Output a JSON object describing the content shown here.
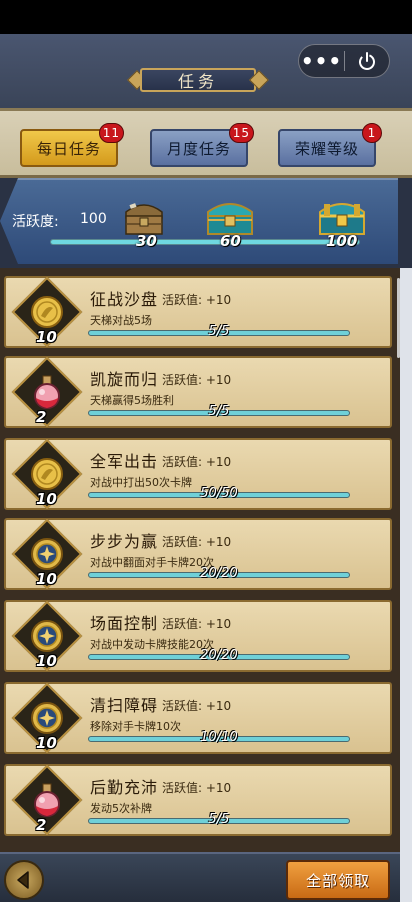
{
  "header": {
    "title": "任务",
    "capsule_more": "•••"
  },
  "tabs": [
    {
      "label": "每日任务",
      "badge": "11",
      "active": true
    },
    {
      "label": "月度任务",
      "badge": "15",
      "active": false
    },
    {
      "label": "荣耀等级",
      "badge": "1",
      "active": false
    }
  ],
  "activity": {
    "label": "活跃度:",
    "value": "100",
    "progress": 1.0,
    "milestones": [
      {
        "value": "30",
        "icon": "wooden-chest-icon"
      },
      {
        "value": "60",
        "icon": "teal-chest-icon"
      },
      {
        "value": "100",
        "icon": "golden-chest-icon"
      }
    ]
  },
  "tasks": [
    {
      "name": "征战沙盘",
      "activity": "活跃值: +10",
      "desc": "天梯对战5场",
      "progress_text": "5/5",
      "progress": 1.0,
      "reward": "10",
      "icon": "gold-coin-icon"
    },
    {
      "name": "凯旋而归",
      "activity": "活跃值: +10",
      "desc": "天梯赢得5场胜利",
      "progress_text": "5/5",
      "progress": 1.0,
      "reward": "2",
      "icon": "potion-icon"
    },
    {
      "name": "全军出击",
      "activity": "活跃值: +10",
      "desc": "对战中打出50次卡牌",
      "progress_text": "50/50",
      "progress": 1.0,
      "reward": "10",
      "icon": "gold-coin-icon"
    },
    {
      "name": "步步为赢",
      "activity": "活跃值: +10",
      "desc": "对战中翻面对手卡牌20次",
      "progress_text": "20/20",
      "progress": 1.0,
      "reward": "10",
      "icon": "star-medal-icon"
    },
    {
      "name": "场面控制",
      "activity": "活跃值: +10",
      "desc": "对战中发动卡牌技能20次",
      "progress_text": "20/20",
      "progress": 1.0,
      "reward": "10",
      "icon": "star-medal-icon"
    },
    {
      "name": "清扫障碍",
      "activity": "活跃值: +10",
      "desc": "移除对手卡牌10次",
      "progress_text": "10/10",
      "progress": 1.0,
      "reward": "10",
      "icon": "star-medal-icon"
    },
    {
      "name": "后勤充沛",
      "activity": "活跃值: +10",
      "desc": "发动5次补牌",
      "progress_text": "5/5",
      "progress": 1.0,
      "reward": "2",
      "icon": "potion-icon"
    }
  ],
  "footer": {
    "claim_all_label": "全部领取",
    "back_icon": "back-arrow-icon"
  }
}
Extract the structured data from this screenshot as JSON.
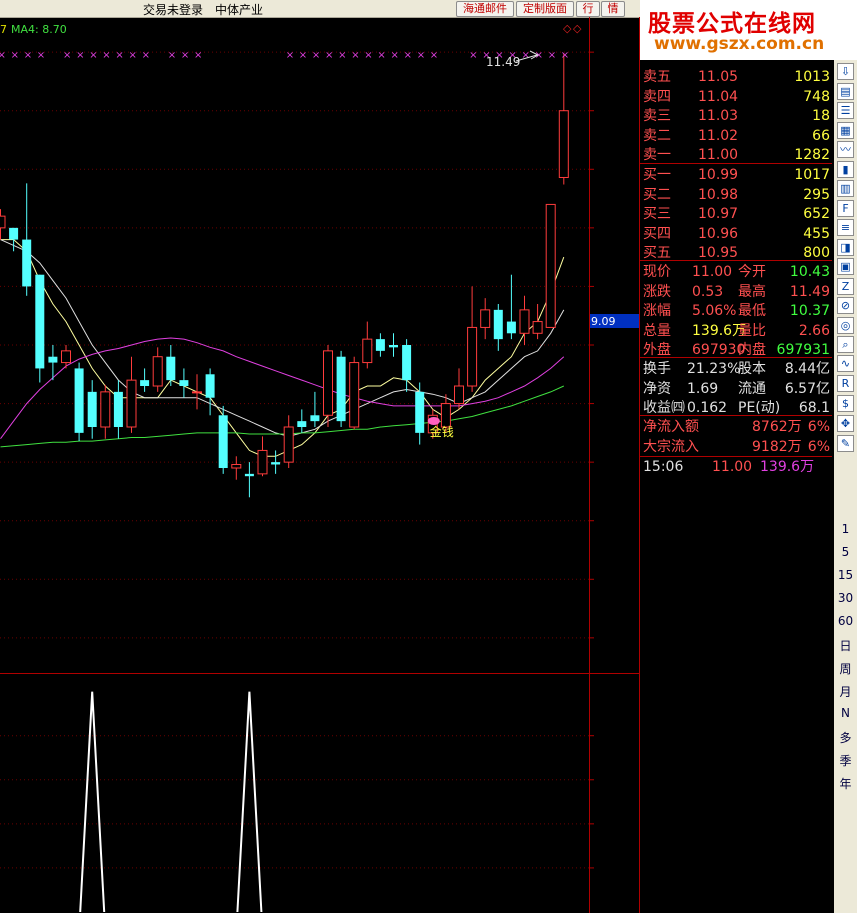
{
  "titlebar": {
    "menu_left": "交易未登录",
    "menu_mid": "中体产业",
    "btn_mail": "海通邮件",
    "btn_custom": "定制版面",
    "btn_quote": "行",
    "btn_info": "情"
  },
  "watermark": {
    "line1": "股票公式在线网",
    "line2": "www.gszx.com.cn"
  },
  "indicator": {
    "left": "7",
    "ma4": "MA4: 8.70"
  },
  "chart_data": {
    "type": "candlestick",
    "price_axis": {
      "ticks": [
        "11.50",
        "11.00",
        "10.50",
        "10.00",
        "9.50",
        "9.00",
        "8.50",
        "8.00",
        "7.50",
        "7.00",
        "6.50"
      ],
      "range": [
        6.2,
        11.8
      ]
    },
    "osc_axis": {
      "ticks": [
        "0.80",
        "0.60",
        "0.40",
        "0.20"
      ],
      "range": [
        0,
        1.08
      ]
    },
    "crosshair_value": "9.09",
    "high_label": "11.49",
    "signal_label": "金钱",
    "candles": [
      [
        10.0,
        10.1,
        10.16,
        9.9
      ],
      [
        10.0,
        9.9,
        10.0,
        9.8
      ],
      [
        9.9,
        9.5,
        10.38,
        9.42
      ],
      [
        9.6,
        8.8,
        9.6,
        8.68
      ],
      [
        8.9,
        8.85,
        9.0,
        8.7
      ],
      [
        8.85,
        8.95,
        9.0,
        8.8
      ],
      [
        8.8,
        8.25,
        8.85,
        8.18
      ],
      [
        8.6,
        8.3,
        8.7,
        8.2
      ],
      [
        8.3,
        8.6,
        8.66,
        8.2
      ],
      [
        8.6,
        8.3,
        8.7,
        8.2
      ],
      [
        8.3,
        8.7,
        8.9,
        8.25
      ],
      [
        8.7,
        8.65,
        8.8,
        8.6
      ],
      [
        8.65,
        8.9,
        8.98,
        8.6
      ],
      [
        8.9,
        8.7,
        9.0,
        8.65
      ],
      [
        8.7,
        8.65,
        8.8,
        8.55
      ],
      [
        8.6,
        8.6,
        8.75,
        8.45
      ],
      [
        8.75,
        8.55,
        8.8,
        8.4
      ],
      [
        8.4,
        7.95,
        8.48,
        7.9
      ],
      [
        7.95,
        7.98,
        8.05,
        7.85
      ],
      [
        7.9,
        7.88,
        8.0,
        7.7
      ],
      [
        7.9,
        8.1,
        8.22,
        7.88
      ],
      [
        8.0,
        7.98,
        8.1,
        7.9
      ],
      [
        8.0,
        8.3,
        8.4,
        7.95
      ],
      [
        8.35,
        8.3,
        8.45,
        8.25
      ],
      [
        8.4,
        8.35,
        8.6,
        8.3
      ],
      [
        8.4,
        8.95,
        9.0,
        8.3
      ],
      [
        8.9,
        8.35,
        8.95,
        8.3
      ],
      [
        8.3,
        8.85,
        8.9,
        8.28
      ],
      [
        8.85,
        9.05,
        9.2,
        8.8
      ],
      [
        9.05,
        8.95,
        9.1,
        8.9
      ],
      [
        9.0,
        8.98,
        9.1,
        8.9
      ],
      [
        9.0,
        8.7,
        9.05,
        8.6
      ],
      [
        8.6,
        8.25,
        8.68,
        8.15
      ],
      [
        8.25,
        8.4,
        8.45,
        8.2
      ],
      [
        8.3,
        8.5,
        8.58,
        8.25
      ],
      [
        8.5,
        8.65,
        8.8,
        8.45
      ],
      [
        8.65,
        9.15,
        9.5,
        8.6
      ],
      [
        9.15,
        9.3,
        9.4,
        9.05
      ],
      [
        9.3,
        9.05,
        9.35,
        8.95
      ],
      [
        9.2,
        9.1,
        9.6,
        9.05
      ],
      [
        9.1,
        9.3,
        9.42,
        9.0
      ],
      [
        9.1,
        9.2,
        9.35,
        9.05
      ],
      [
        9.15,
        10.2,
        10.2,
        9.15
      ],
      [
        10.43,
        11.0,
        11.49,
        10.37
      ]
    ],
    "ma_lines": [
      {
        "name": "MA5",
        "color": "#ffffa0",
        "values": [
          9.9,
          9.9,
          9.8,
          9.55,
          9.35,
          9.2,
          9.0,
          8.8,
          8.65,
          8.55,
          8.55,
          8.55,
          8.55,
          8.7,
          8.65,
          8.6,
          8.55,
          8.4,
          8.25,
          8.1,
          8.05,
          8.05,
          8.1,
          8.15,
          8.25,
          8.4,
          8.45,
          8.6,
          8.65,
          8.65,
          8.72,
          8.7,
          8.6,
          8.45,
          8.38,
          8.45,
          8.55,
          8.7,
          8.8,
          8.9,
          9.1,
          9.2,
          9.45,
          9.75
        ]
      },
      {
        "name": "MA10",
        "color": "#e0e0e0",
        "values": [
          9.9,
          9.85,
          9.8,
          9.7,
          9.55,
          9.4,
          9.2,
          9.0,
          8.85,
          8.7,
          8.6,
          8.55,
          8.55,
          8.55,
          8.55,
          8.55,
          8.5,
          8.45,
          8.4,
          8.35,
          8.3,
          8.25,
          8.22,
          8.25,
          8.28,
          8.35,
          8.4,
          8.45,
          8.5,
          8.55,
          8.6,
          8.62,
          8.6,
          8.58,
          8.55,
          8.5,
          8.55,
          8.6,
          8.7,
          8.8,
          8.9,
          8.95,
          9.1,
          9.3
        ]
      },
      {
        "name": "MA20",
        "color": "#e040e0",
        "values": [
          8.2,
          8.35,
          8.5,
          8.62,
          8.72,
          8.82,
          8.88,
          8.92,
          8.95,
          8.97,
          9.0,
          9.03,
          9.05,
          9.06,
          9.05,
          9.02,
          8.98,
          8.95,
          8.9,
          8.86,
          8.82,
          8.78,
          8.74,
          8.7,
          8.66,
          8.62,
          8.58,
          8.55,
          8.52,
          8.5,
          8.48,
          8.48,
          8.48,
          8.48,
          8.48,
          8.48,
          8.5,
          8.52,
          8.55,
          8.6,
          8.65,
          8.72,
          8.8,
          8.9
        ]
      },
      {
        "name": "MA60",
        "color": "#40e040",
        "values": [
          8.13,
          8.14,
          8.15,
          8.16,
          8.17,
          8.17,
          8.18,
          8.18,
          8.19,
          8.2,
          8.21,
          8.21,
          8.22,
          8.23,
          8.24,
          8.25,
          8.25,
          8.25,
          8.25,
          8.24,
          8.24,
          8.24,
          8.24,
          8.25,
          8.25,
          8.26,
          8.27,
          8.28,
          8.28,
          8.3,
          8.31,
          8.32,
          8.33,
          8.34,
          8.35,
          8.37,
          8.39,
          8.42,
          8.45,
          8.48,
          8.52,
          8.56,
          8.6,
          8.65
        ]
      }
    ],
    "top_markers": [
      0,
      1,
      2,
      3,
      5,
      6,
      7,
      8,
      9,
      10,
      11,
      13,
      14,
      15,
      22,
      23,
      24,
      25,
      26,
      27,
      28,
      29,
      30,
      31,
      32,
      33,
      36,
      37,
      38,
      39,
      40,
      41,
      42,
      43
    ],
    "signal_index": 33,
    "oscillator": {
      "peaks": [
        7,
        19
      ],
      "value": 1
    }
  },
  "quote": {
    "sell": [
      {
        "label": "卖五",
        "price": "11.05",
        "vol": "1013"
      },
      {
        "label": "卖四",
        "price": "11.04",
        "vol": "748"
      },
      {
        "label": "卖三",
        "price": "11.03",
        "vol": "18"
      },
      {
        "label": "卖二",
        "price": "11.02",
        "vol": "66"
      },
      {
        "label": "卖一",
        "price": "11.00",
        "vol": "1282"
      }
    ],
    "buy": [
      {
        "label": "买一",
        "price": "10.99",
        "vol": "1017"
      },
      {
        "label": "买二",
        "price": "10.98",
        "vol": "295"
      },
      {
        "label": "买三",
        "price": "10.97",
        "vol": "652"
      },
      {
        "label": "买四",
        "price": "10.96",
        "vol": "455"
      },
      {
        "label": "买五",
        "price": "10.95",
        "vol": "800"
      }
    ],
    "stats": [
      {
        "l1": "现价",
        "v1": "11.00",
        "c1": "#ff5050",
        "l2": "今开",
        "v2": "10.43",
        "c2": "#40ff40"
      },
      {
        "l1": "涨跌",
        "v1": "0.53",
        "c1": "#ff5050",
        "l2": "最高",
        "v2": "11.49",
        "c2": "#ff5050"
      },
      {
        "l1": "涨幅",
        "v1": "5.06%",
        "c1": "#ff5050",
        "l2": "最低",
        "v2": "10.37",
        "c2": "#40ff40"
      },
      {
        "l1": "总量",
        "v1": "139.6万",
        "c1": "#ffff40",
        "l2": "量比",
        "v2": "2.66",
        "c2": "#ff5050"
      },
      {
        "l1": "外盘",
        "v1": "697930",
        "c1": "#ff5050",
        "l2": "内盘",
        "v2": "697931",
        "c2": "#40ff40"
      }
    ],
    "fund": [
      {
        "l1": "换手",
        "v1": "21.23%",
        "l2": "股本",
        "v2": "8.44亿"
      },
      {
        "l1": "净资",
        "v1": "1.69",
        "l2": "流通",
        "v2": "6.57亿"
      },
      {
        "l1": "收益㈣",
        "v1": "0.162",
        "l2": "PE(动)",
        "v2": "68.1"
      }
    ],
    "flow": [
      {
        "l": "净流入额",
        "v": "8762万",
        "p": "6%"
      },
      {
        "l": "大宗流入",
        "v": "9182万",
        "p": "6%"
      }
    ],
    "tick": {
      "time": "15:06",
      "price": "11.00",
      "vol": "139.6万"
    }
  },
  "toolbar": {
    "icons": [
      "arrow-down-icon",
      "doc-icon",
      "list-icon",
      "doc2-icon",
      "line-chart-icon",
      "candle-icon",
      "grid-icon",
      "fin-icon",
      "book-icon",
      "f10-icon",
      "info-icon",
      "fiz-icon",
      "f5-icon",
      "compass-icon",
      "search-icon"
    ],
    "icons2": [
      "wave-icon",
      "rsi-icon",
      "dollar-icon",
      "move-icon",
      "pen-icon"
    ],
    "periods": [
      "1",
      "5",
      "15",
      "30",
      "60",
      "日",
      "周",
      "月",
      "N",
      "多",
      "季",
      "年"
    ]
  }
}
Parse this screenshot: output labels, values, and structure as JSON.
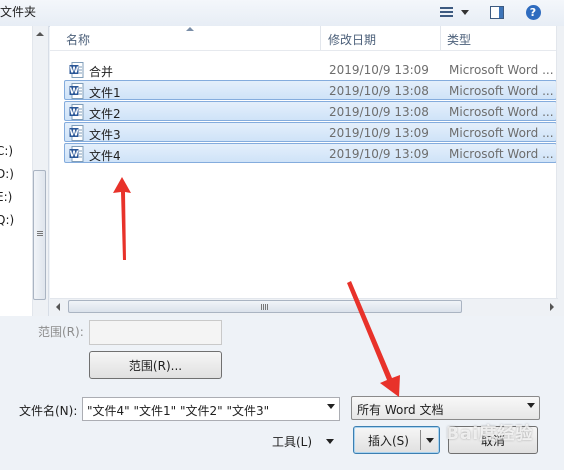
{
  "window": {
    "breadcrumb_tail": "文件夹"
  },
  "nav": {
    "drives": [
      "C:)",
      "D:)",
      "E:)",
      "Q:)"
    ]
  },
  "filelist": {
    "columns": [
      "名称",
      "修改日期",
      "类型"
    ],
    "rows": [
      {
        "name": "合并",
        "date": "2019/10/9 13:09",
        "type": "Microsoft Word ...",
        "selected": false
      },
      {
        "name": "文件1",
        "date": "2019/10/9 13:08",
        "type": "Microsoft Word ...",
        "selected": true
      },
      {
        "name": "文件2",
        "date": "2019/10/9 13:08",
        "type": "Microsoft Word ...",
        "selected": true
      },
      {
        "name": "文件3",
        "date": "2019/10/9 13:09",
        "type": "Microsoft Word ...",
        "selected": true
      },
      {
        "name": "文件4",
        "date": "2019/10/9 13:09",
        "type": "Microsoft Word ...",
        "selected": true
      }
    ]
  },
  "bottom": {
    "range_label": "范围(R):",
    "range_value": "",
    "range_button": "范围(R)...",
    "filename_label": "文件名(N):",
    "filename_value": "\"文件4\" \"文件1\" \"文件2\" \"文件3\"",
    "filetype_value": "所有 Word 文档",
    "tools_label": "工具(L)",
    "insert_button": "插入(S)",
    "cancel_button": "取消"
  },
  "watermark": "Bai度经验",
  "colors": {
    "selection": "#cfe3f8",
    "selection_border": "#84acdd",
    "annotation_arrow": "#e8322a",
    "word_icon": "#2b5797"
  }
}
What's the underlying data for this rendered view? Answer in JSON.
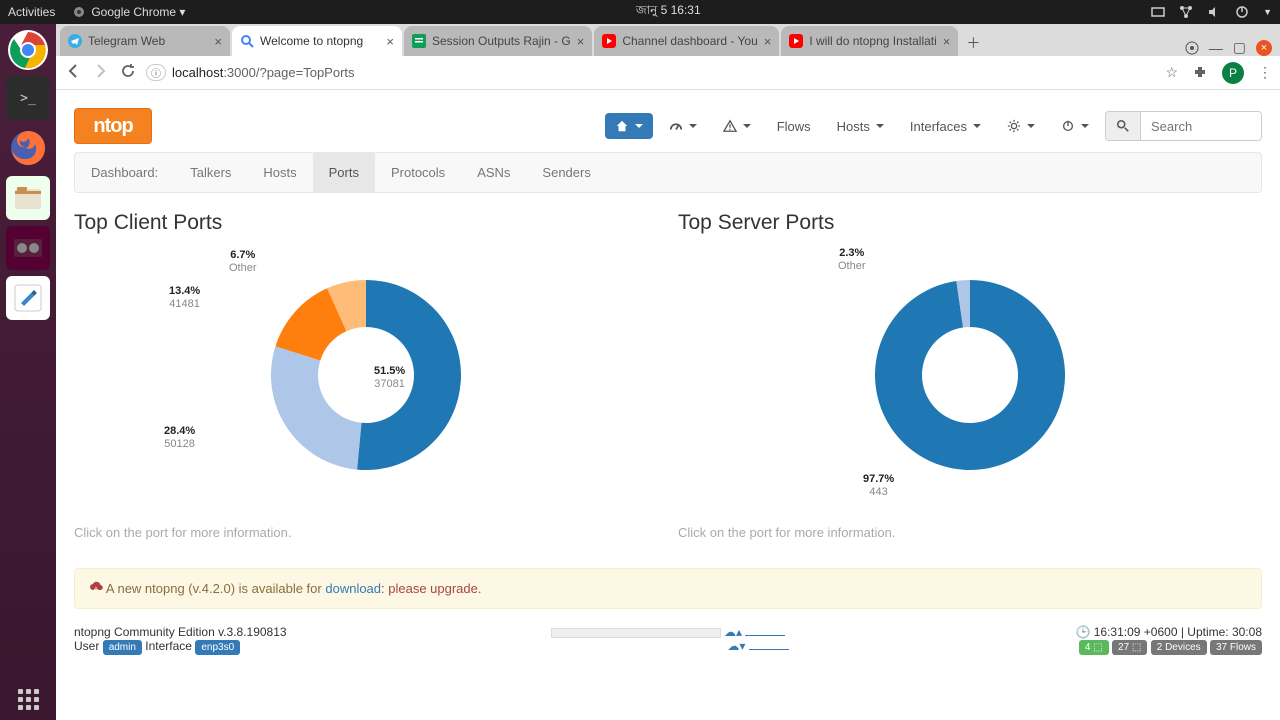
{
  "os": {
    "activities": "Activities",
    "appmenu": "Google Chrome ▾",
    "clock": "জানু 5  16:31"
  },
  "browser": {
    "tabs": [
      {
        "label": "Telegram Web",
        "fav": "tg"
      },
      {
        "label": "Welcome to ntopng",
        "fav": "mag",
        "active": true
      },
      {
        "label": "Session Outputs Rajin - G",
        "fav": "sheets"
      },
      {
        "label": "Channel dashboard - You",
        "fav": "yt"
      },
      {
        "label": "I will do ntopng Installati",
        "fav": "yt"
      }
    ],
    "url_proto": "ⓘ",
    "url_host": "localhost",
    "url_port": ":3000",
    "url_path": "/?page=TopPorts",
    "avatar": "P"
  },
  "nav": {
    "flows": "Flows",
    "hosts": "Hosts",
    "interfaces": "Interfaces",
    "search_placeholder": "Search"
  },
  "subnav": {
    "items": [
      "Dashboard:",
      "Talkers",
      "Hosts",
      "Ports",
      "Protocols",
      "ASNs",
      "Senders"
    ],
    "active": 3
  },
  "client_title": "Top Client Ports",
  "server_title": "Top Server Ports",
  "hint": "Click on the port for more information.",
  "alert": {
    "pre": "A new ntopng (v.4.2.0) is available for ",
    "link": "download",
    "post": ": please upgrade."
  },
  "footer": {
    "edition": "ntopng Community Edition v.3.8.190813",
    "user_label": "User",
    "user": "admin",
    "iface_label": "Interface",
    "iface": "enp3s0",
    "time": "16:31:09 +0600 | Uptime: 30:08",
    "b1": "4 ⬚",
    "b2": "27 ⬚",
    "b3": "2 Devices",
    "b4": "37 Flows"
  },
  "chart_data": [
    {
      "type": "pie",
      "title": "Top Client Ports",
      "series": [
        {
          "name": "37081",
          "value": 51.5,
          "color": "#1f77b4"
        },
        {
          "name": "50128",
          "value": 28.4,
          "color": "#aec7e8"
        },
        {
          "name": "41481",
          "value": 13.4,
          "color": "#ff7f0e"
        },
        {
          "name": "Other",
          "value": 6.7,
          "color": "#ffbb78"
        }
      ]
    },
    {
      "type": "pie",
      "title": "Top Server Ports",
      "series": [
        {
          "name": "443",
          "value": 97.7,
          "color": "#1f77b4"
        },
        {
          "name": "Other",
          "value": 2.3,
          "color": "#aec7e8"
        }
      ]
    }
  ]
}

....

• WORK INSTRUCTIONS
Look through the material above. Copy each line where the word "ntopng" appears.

• THE COMPLETED TASK
        "label": "Welcome to ntopng",
        "label": "I will do ntopng Installati",
    "pre": "A new ntopng (v.4.2.0) is available for ",
    "edition": "ntopng Community Edition v.3.8.190813",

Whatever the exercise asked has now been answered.